A particle moves in the plane so that its angular velocity about the point (1, 0) equals minus its angular velocity about the point (-1, 0). Show that its trajectory satisfies the differential equation y' x(x^{2} + y^{2} - 1) = y(x^{2} + y^{2} + 1). Verify that this has as solutions the rectangular hyperbolae with center at the origin and passing through (±1, 0).

**Solution**

The angular momentum (for unit mass) about (1, 0) is (x - 1) dy/dt - y dx/dt. Hence the angular velocity is ( (x - 1) dy/dt - y dx/dt )/( (x - 1)^{2} + y^{2}). Similarly, the angular velocity about (-1, 0) is ( (x + 1) dy/dt - y dx/dt )/( (x + 1)^{2} + y^{2}). Hence the trajectory satisfies: ( (x - 1) y' - y)(x^{2} + y^{2} + 1 + 2x) + ( (x + 1) y' - y)(x^{2} + y^{2} + 1 - 2x) = 0 or 2x y' (x^{2} + y^{2} + 1) - 4x y' - 2y(x^{2} + y^{2} + 1) = 0, or x y' (x^{2} + y^{2} - 1) = y (x^{2} + y^{2} + 1).

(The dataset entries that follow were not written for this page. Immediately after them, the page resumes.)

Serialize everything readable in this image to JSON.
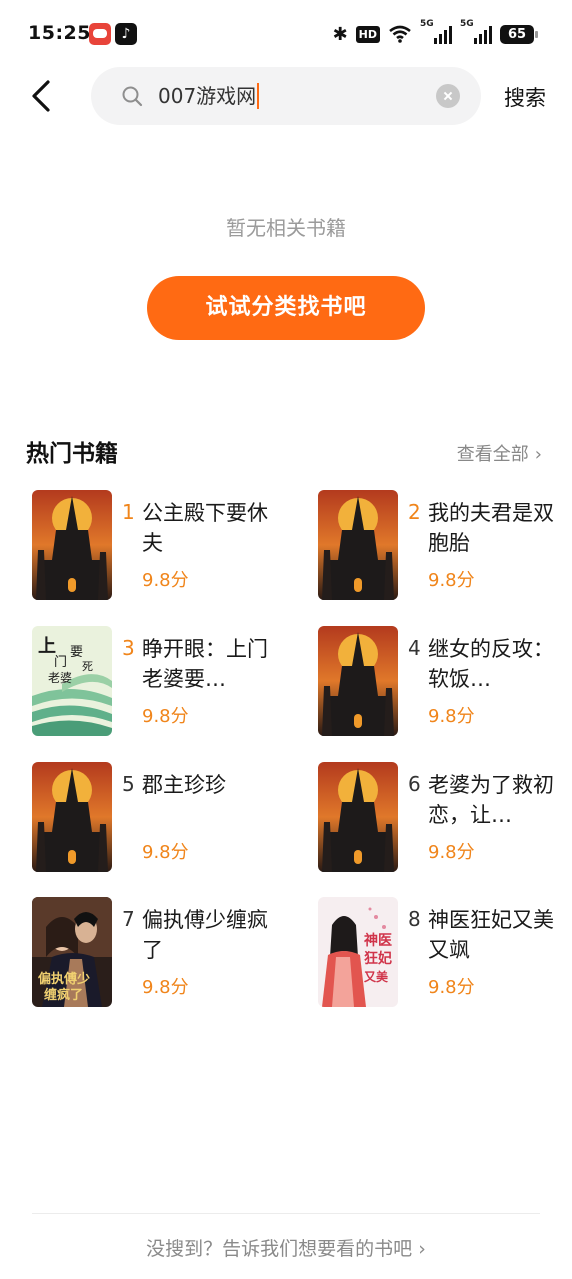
{
  "status_bar": {
    "time": "15:25",
    "hd_label": "HD",
    "net1": "5G",
    "net2": "5G",
    "battery": "65"
  },
  "search": {
    "query": "007游戏网",
    "submit_label": "搜索"
  },
  "empty_state": {
    "message": "暂无相关书籍",
    "button_label": "试试分类找书吧"
  },
  "hot_books": {
    "title": "热门书籍",
    "view_all_label": "查看全部",
    "items": [
      {
        "rank": "1",
        "title": "公主殿下要休夫",
        "score": "9.8分",
        "rank_color": "#f0851b",
        "cover": "castle-cover"
      },
      {
        "rank": "2",
        "title": "我的夫君是双胞胎",
        "score": "9.8分",
        "rank_color": "#f0851b",
        "cover": "castle-cover"
      },
      {
        "rank": "3",
        "title": "睁开眼：上门老婆要…",
        "score": "9.8分",
        "rank_color": "#f0851b",
        "cover": "terrace-cover"
      },
      {
        "rank": "4",
        "title": "继女的反攻：软饭…",
        "score": "9.8分",
        "rank_color": "#333333",
        "cover": "castle-cover"
      },
      {
        "rank": "5",
        "title": "郡主珍珍",
        "score": "9.8分",
        "rank_color": "#333333",
        "cover": "castle-cover"
      },
      {
        "rank": "6",
        "title": "老婆为了救初恋，让…",
        "score": "9.8分",
        "rank_color": "#333333",
        "cover": "castle-cover"
      },
      {
        "rank": "7",
        "title": "偏执傅少缠疯了",
        "score": "9.8分",
        "rank_color": "#333333",
        "cover": "romance-cover"
      },
      {
        "rank": "8",
        "title": "神医狂妃又美又飒",
        "score": "9.8分",
        "rank_color": "#333333",
        "cover": "ancient-cover"
      }
    ]
  },
  "footer": {
    "feedback_label": "没搜到？告诉我们想要看的书吧"
  },
  "colors": {
    "accent": "#ff6a13",
    "score": "#f0851b"
  }
}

We see immediately that xy = 0 is a solution and almost immediately that x^{2} - y^{2} = 1 is a solution. Hence also all linear combinations x^{2} + k xy - y^{2} = 1. These are rectancular hyperbolae because the sum of the coefficients of x^{2} and y^{2} are zero.

© John Scholes

jscholes@kalva.demon.co.uk

5 Mar 2002